In investments, one great debate asks the question, “Active or Passive Investing: Which Is Better?”
You face a risk for which the market does not compensate you, that can not be easily reduced through diversification.
Investors who put off important investment decisions may face potential consequence to their future financial security.
Earnings season can move markets. What is it and why is it important?
There are four very good reasons to start investing. Do you know what they are?
Determine if you are eligible to contribute to a traditional or Roth IRA.
This questionnaire will help determine your tolerance for investment risk.
Estimate the potential impact taxes and inflation can have on the purchasing power of an investment.
Use this calculator to better see the potential impact of compound interest on an asset.
This calculator can help you estimate how much you should be saving for college.
Use this calculator to compare the future value of investments with different tax consequences.
It's easy to let investments accumulate like old receipts in a junk drawer.
Investors seeking world investments can choose between global and international funds. What's the difference?
The seas of the market are constantly shifting. Whether the good ship IPO can set sail may depend heavily on the tides.
Tulips were the first, but they won’t be the last. What forms a “bubble” and what causes them to burst?
Do you know how long it may take for your investments to double in value?
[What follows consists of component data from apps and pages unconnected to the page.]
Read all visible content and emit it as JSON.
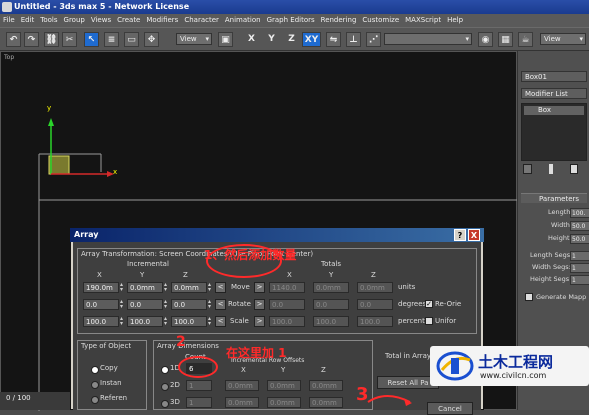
{
  "window": {
    "title": "Untitled - 3ds max 5 - Network License"
  },
  "menu": [
    "File",
    "Edit",
    "Tools",
    "Group",
    "Views",
    "Create",
    "Modifiers",
    "Character",
    "Animation",
    "Graph Editors",
    "Rendering",
    "Customize",
    "MAXScript",
    "Help"
  ],
  "toolbar": {
    "view_dropdown": "View",
    "axes": [
      "X",
      "Y",
      "Z",
      "XY"
    ],
    "view_dropdown_right": "View"
  },
  "viewport": {
    "label": "Top",
    "axis_y": "y",
    "axis_x": "x"
  },
  "right_panel": {
    "object_name": "Box01",
    "modifier_list": "Modifier List",
    "stack_item": "Box",
    "rollout_title": "Parameters",
    "params": [
      {
        "label": "Length:",
        "value": "100."
      },
      {
        "label": "Width:",
        "value": "50.0"
      },
      {
        "label": "Height:",
        "value": "50.0"
      },
      {
        "label": "Length Segs:",
        "value": "1"
      },
      {
        "label": "Width Segs:",
        "value": "1"
      },
      {
        "label": "Height Segs:",
        "value": "1"
      }
    ],
    "gen_mapping": "Generate Mapp"
  },
  "dialog": {
    "title": "Array",
    "help": "?",
    "close": "X",
    "transform_group": "Array Transformation: Screen Coordinates (Use Pivot Point Center)",
    "incremental": "Incremental",
    "totals": "Totals",
    "xyz": [
      "X",
      "Y",
      "Z"
    ],
    "rows": [
      {
        "label": "Move",
        "inc": [
          "190.0m",
          "0.0mm",
          "0.0mm"
        ],
        "tot": [
          "1140.0",
          "0.0mm",
          "0.0mm"
        ],
        "unit": "units"
      },
      {
        "label": "Rotate",
        "inc": [
          "0.0",
          "0.0",
          "0.0"
        ],
        "tot": [
          "0.0",
          "0.0",
          "0.0"
        ],
        "unit": "degrees"
      },
      {
        "label": "Scale",
        "inc": [
          "100.0",
          "100.0",
          "100.0"
        ],
        "tot": [
          "100.0",
          "100.0",
          "100.0"
        ],
        "unit": "percent"
      }
    ],
    "re_orient": "Re-Orie",
    "uniform": "Unifor",
    "type_group": "Type of Object",
    "types": [
      "Copy",
      "Instan",
      "Referen"
    ],
    "dim_group": "Array Dimensions",
    "count_label": "Count",
    "row_offsets_label": "Incremental Row Offsets",
    "dims": [
      {
        "label": "1D",
        "count": "6"
      },
      {
        "label": "2D",
        "count": "1",
        "vals": [
          "0.0mm",
          "0.0mm",
          "0.0mm"
        ]
      },
      {
        "label": "3D",
        "count": "1",
        "vals": [
          "0.0mm",
          "0.0mm",
          "0.0mm"
        ]
      }
    ],
    "total_in_array": "Total in Array:",
    "reset_all": "Reset All Pa",
    "cancel": "Cancel"
  },
  "annotations": {
    "note1": "1、然后添加数量",
    "note2": "在这里加 1",
    "marker2": "2",
    "marker3": "3"
  },
  "timeline": {
    "frame": "0 / 100"
  },
  "watermark": {
    "cn": "土木工程网",
    "url": "www.civilcn.com"
  },
  "colors": {
    "accent": "#1f6bd0",
    "annotation": "#ff2a2a"
  }
}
The Rule of 72 is a quick way to figure it out.
Here is a quick history of the Federal Reserve and an overview of what it does.